Island REPL

July 27, 2015

The Planck OS X ClojureScript REPL is designed to be an easy-to-use command-line app. Previously, the binary required access to an on-disk directory tree containing the ClojureScript compiler output. But, I wanted it to just be a simple monolithic binary with no external dependencies.

It turns out that, with bootstrapped ClojureScript, things are nicely abstracted so that the runtime can execute without any knowledge of the specifics of how it is being hosted.

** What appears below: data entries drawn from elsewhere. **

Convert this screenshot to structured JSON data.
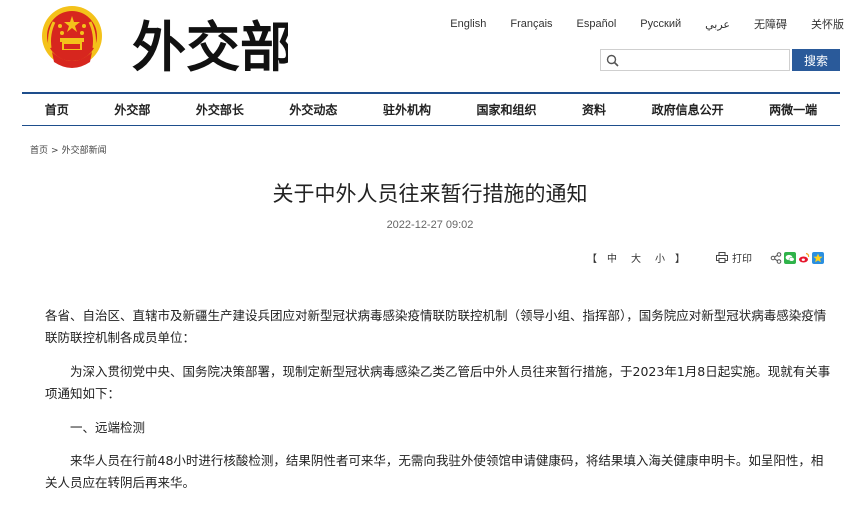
{
  "header": {
    "logo_text": "外交部",
    "search": {
      "placeholder": "",
      "button_label": "搜索"
    },
    "languages": [
      "English",
      "Français",
      "Español",
      "Русский",
      "عربي",
      "无障碍",
      "关怀版"
    ]
  },
  "nav": [
    "首页",
    "外交部",
    "外交部长",
    "外交动态",
    "驻外机构",
    "国家和组织",
    "资料",
    "政府信息公开",
    "两微一端"
  ],
  "breadcrumb": {
    "home": "首页",
    "sep": ">",
    "current": "外交部新闻"
  },
  "article": {
    "title": "关于中外人员往来暂行措施的通知",
    "date": "2022-12-27 09:02",
    "font_size": {
      "open": "【",
      "large": "中",
      "medium": "大",
      "small": "小",
      "close": "】"
    },
    "print_label": "打印",
    "paragraphs": [
      "各省、自治区、直辖市及新疆生产建设兵团应对新型冠状病毒感染疫情联防联控机制（领导小组、指挥部），国务院应对新型冠状病毒感染疫情联防联控机制各成员单位：",
      "为深入贯彻党中央、国务院决策部署，现制定新型冠状病毒感染乙类乙管后中外人员往来暂行措施，于2023年1月8日起实施。现就有关事项通知如下：",
      "一、远端检测",
      "来华人员在行前48小时进行核酸检测，结果阴性者可来华，无需向我驻外使领馆申请健康码，将结果填入海关健康申明卡。如呈阳性，相关人员应在转阴后再来华。"
    ]
  },
  "colors": {
    "nav_border": "#1e4e8c",
    "search_button": "#2a5a9a",
    "emblem_red": "#d7261e",
    "emblem_gold": "#f4c21a"
  }
}
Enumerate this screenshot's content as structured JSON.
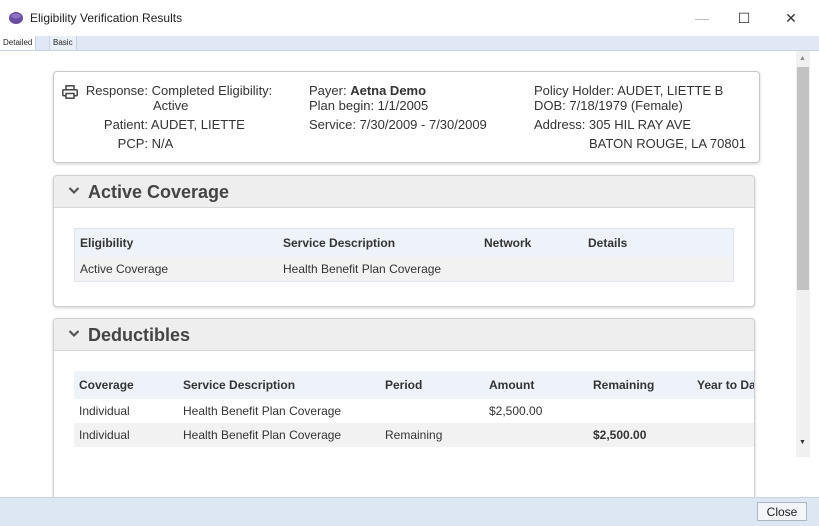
{
  "window": {
    "title": "Eligibility Verification Results",
    "minimize": "—",
    "maximize": "☐",
    "close": "✕"
  },
  "tabs": [
    {
      "label": "Detailed",
      "active": true
    },
    {
      "label": "Basic",
      "active": false
    }
  ],
  "summary": {
    "response_label": "Response:",
    "response_value_1": "Completed  Eligibility:",
    "response_value_2": "Active",
    "patient_label": "Patient:",
    "patient_value": "AUDET, LIETTE",
    "pcp_label": "PCP:",
    "pcp_value": "N/A",
    "payer_label": "Payer:",
    "payer_value": "Aetna Demo",
    "plan_begin": "Plan begin: 1/1/2005",
    "service": "Service: 7/30/2009 - 7/30/2009",
    "policy_holder": "Policy Holder: AUDET, LIETTE B",
    "dob": "DOB: 7/18/1979 (Female)",
    "address_1": "Address: 305 HIL RAY AVE",
    "address_2": "BATON ROUGE, LA 70801"
  },
  "active_coverage": {
    "title": "Active Coverage",
    "columns": [
      "Eligibility",
      "Service Description",
      "Network",
      "Details"
    ],
    "rows": [
      [
        "Active Coverage",
        "Health Benefit Plan Coverage",
        "",
        ""
      ]
    ]
  },
  "deductibles": {
    "title": "Deductibles",
    "columns": [
      "Coverage",
      "Service Description",
      "Period",
      "Amount",
      "Remaining",
      "Year to Date"
    ],
    "rows": [
      [
        "Individual",
        "Health Benefit Plan Coverage",
        "",
        "$2,500.00",
        "",
        ""
      ],
      [
        "Individual",
        "Health Benefit Plan Coverage",
        "Remaining",
        "",
        "$2,500.00",
        ""
      ]
    ]
  },
  "footer": {
    "close_label": "Close"
  },
  "colors": {
    "accent": "#6a4c9c",
    "tabbar": "#dfe8f4",
    "panel_header": "#eeeeee"
  }
}
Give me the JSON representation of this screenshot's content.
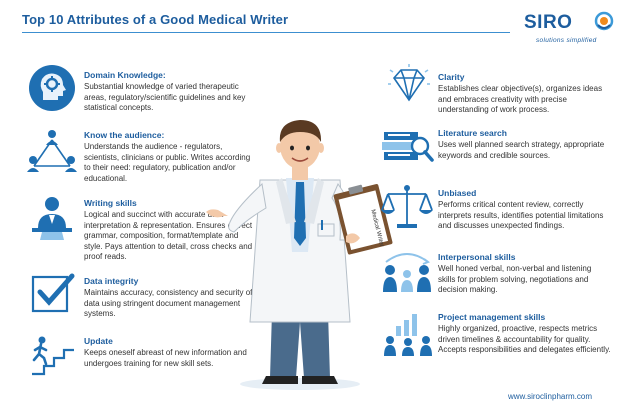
{
  "title": "Top 10 Attributes of a Good Medical Writer",
  "logo": {
    "name": "SIRO",
    "tagline": "solutions simplified"
  },
  "attributes_left": [
    {
      "title": "Domain Knowledge:",
      "text": "Substantial knowledge of varied therapeutic areas, regulatory/scientific guidelines and key statistical concepts.",
      "icon": "gear-head-icon"
    },
    {
      "title": "Know the audience:",
      "text": "Understands the audience - regulators, scientists, clinicians or public. Writes according to their need: regulatory, publication and/or educational.",
      "icon": "audience-network-icon"
    },
    {
      "title": "Writing skills",
      "text": "Logical and succinct with accurate data interpretation & representation. Ensures correct grammar, composition, format/template and style. Pays attention to detail, cross checks and proof reads.",
      "icon": "writer-icon"
    },
    {
      "title": "Data integrity",
      "text": "Maintains accuracy, consistency and security of data using stringent document management systems.",
      "icon": "checkmark-icon"
    },
    {
      "title": "Update",
      "text": "Keeps oneself abreast of new information and undergoes training for new skill sets.",
      "icon": "stairs-climb-icon"
    }
  ],
  "attributes_right": [
    {
      "title": "Clarity",
      "text": "Establishes clear objective(s), organizes ideas and embraces creativity with precise understanding of work process.",
      "icon": "diamond-icon"
    },
    {
      "title": "Literature search",
      "text": "Uses well planned search strategy, appropriate keywords and credible sources.",
      "icon": "books-search-icon"
    },
    {
      "title": "Unbiased",
      "text": "Performs critical content review, correctly interprets results, identifies potential limitations and discusses unexpected findings.",
      "icon": "balance-scale-icon"
    },
    {
      "title": "Interpersonal skills",
      "text": "Well honed verbal, non-verbal and listening skills for problem solving, negotiations and decision making.",
      "icon": "people-communication-icon"
    },
    {
      "title": "Project management skills",
      "text": "Highly organized, proactive, respects metrics driven timelines & accountability for quality. Accepts responsibilities and delegates efficiently.",
      "icon": "team-chart-icon"
    }
  ],
  "clipboard_label": "Medical Writer",
  "website": "www.siroclinpharm.com",
  "colors": {
    "brand_blue": "#1d5d9e",
    "icon_blue": "#1f6fb2",
    "light_blue": "#8ec3ea"
  }
}
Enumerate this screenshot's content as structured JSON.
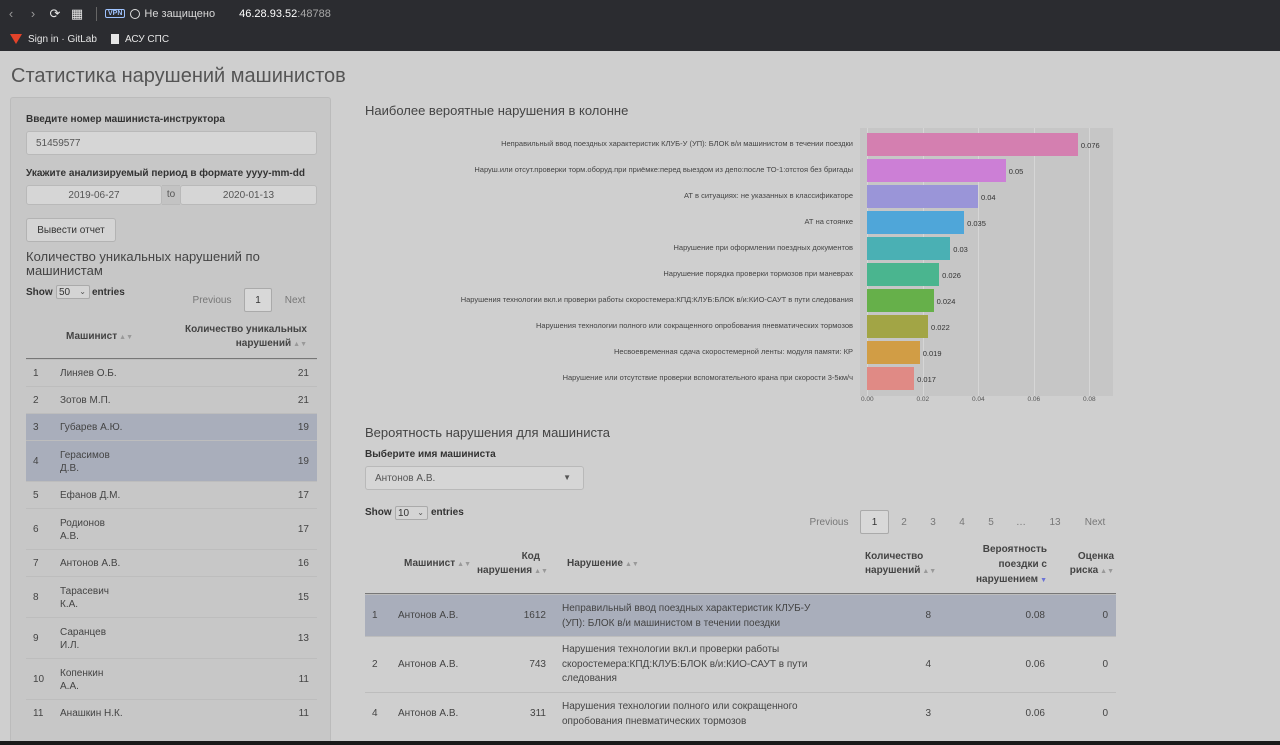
{
  "browser": {
    "vpn_badge": "VPN",
    "security_text": "Не защищено",
    "url_host": "46.28.93.52",
    "url_port": ":48788",
    "bookmarks": [
      "Sign in · GitLab",
      "АСУ СПС"
    ]
  },
  "page_title": "Статистика нарушений машинистов",
  "sidebar": {
    "instructor_label": "Введите номер машиниста-инструктора",
    "instructor_value": "51459577",
    "period_label": "Укажите анализируемый период в формате yyyy-mm-dd",
    "date_from": "2019-06-27",
    "date_to_sep": "to",
    "date_to": "2020-01-13",
    "report_button": "Вывести отчет",
    "unique_title": "Количество уникальных нарушений по машинистам",
    "show_label": "Show",
    "show_value": "50",
    "entries_label": "entries",
    "prev": "Previous",
    "page": "1",
    "next": "Next",
    "col_driver": "Машинист",
    "col_count": "Количество уникальных нарушений",
    "rows": [
      {
        "n": "1",
        "name": "Линяев О.Б.",
        "count": "21"
      },
      {
        "n": "2",
        "name": "Зотов М.П.",
        "count": "21"
      },
      {
        "n": "3",
        "name": "Губарев А.Ю.",
        "count": "19"
      },
      {
        "n": "4",
        "name": "Герасимов Д.В.",
        "count": "19"
      },
      {
        "n": "5",
        "name": "Ефанов Д.М.",
        "count": "17"
      },
      {
        "n": "6",
        "name": "Родионов А.В.",
        "count": "17"
      },
      {
        "n": "7",
        "name": "Антонов А.В.",
        "count": "16"
      },
      {
        "n": "8",
        "name": "Тарасевич К.А.",
        "count": "15"
      },
      {
        "n": "9",
        "name": "Саранцев И.Л.",
        "count": "13"
      },
      {
        "n": "10",
        "name": "Копенкин А.А.",
        "count": "11"
      },
      {
        "n": "11",
        "name": "Анашкин Н.К.",
        "count": "11"
      }
    ]
  },
  "chart_title": "Наиболее вероятные нарушения в колонне",
  "chart_data": {
    "type": "bar",
    "orientation": "horizontal",
    "categories": [
      "Неправильный ввод поездных характеристик КЛУБ-У (УП): БЛОК в/и  машинистом в течении поездки",
      "Наруш.или отсут.проверки торм.оборуд.при приёмке:перед выездом из депо:после ТО-1:отстоя без бригады",
      "АТ в ситуациях: не указанных в классификаторе",
      "АТ на стоянке",
      "Нарушение при оформлении поездных документов",
      "Нарушение порядка проверки тормозов при маневрах",
      "Нарушения технологии вкл.и проверки работы скоростемера:КПД:КЛУБ:БЛОК в/и:КИО-САУТ в пути следования",
      "Нарушения технологии полного или сокращенного опробования пневматических тормозов",
      "Несвоевременная сдача скоростемерной ленты: модуля памяти: КР",
      "Нарушение или отсутствие проверки вспомогательного крана при скорости 3-5км/ч"
    ],
    "values": [
      0.076,
      0.05,
      0.04,
      0.035,
      0.03,
      0.026,
      0.024,
      0.022,
      0.019,
      0.017
    ],
    "value_labels": [
      "0.076",
      "0.05",
      "0.04",
      "0.035",
      "0.03",
      "0.026",
      "0.024",
      "0.022",
      "0.019",
      "0.017"
    ],
    "colors": [
      "#d47fb0",
      "#cc7fd6",
      "#9a95d8",
      "#4fa6d9",
      "#4ab0b4",
      "#4ab58f",
      "#66b04a",
      "#a2a545",
      "#d19d45",
      "#e08a85"
    ],
    "xlim": [
      0,
      0.08
    ],
    "xticks": [
      "0.00",
      "0.02",
      "0.04",
      "0.06",
      "0.08"
    ],
    "xtick_values": [
      0,
      0.02,
      0.04,
      0.06,
      0.08
    ],
    "grid": true
  },
  "probability": {
    "title": "Вероятность нарушения для машиниста",
    "select_label": "Выберите имя машиниста",
    "select_value": "Антонов А.В.",
    "show_label": "Show",
    "show_value": "10",
    "entries_label": "entries",
    "prev": "Previous",
    "pages": [
      "1",
      "2",
      "3",
      "4",
      "5",
      "…",
      "13"
    ],
    "next": "Next",
    "headers": {
      "driver": "Машинист",
      "code": "Код нарушения",
      "violation": "Нарушение",
      "qty": "Количество нарушений",
      "prob": "Вероятность поездки с нарушением",
      "risk": "Оценка риска"
    },
    "rows": [
      {
        "n": "1",
        "driver": "Антонов А.В.",
        "code": "1612",
        "violation": "Неправильный ввод поездных характеристик КЛУБ-У (УП): БЛОК в/и машинистом в течении поездки",
        "qty": "8",
        "prob": "0.08",
        "risk": "0"
      },
      {
        "n": "2",
        "driver": "Антонов А.В.",
        "code": "743",
        "violation": "Нарушения технологии вкл.и проверки работы скоростемера:КПД:КЛУБ:БЛОК в/и:КИО-САУТ в пути следования",
        "qty": "4",
        "prob": "0.06",
        "risk": "0"
      },
      {
        "n": "4",
        "driver": "Антонов А.В.",
        "code": "311",
        "violation": "Нарушения технологии полного или сокращенного опробования пневматических тормозов",
        "qty": "3",
        "prob": "0.06",
        "risk": "0"
      }
    ]
  }
}
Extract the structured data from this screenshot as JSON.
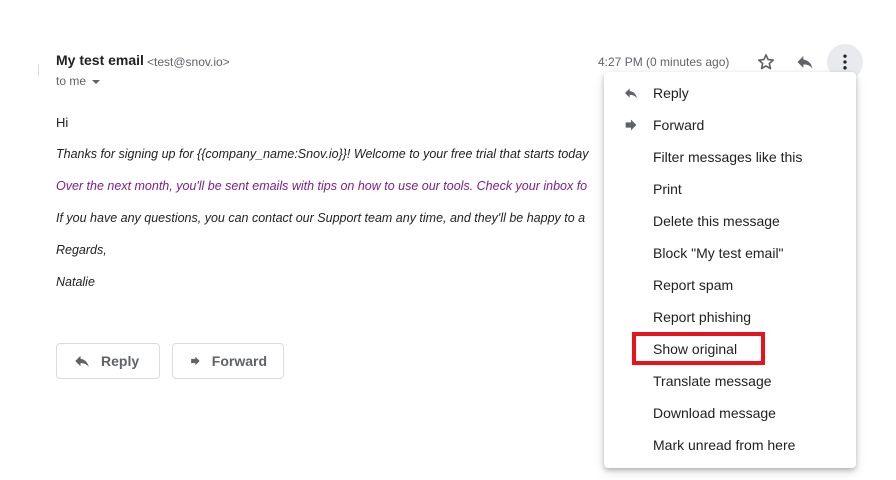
{
  "email": {
    "sender_name": "My test email",
    "sender_email": "<test@snov.io>",
    "recipient": "to me",
    "timestamp": "4:27 PM (0 minutes ago)",
    "greeting": "Hi",
    "lines": [
      "Thanks for signing up for {{company_name:Snov.io}}! Welcome to your free trial that starts today",
      "Over the next month, you'll be sent emails with tips on how to use our tools. Check your inbox fo",
      "If you have any questions, you can contact our Support team any time, and they'll be happy to a",
      "Regards,",
      "Natalie"
    ]
  },
  "actions": {
    "reply_label": "Reply",
    "forward_label": "Forward"
  },
  "menu": {
    "items": [
      {
        "label": "Reply",
        "icon": "reply-icon"
      },
      {
        "label": "Forward",
        "icon": "forward-icon"
      },
      {
        "label": "Filter messages like this"
      },
      {
        "label": "Print"
      },
      {
        "label": "Delete this message"
      },
      {
        "label": "Block \"My test email\""
      },
      {
        "label": "Report spam"
      },
      {
        "label": "Report phishing"
      },
      {
        "label": "Show original",
        "highlighted": true
      },
      {
        "label": "Translate message"
      },
      {
        "label": "Download message"
      },
      {
        "label": "Mark unread from here"
      }
    ]
  },
  "colors": {
    "highlight": "#e8141d",
    "purple_text": "#7b1f8f",
    "icon_gray": "#5f6368"
  }
}
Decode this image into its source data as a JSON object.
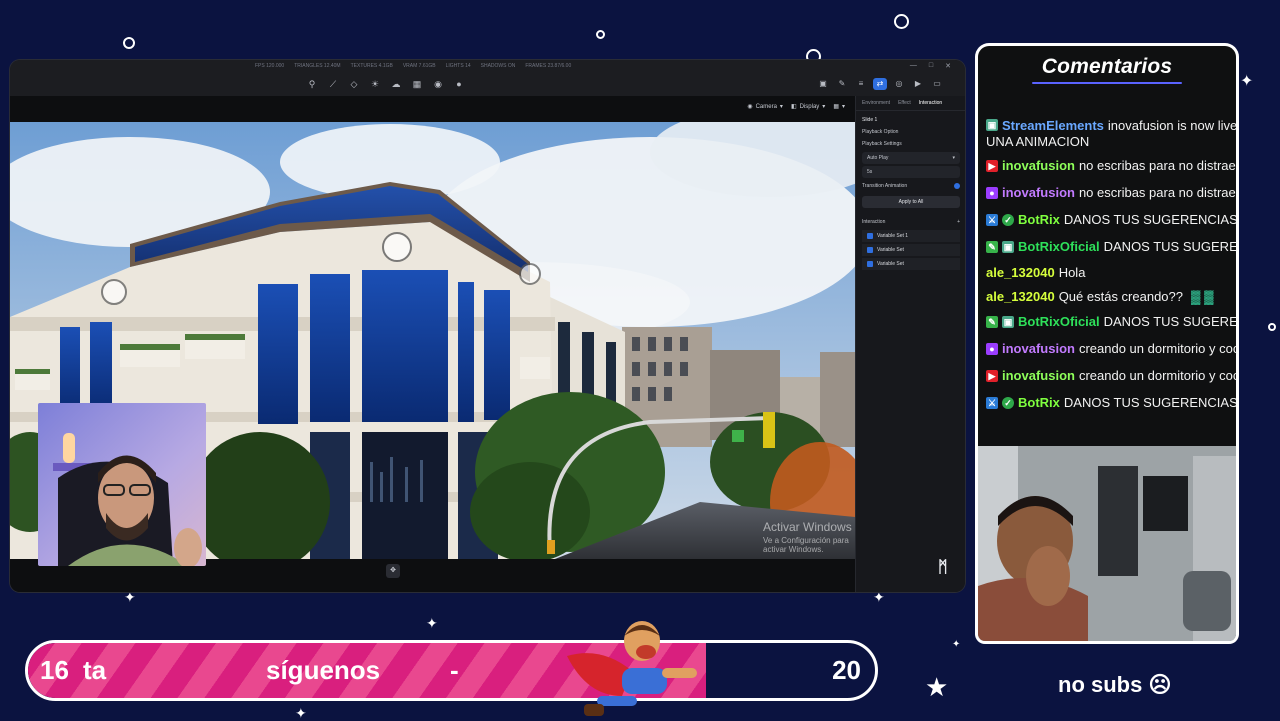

This manifests itself, for example, by cljs.js/*load-fn* which can be defined in an arbitrary fashion by client code to load the source for any given path.

Planck has been updated so that the primary runtime support (think cljs.core and other files that make things tick), is no longer read from disk, but is included in the binary itself.

Planck is not an OS X application bundle (an .app directory that can carry additional resources)—it's a command-line app. So, I simply encoded all of the ClojureScript runtime into the binary itself: There is a cool tool that ships with OS X, xxd, which can be used to convert any file into data that can be included in a C-based program. Here is an example of its output.

unsigned char foo_txt[] = {
  0x68, 0x69, 0x0a
unsigned int foo_txt_len = 3;

So, with a little scripting, the entirety of Planck's :output-dir can be included as an additional (gigantic) translation unit that provides the ability to retrieve the bytes for files that would have previously been on disk. The resulting binary is self-contained and can be run anywhere!

Having said that, the plan for Planck still includes the ability to let you write source files in a conventional source tree and make use of them in the Planck REPL via the normal mechanisms—(require ' to load a namespace defined in foo/bar.cljs, for example.

Planck is being developed on GitHub, where the updated standalone binary can be downloaded if you are interested in trying it.

Tags: Planck ClojureScript Bootstrap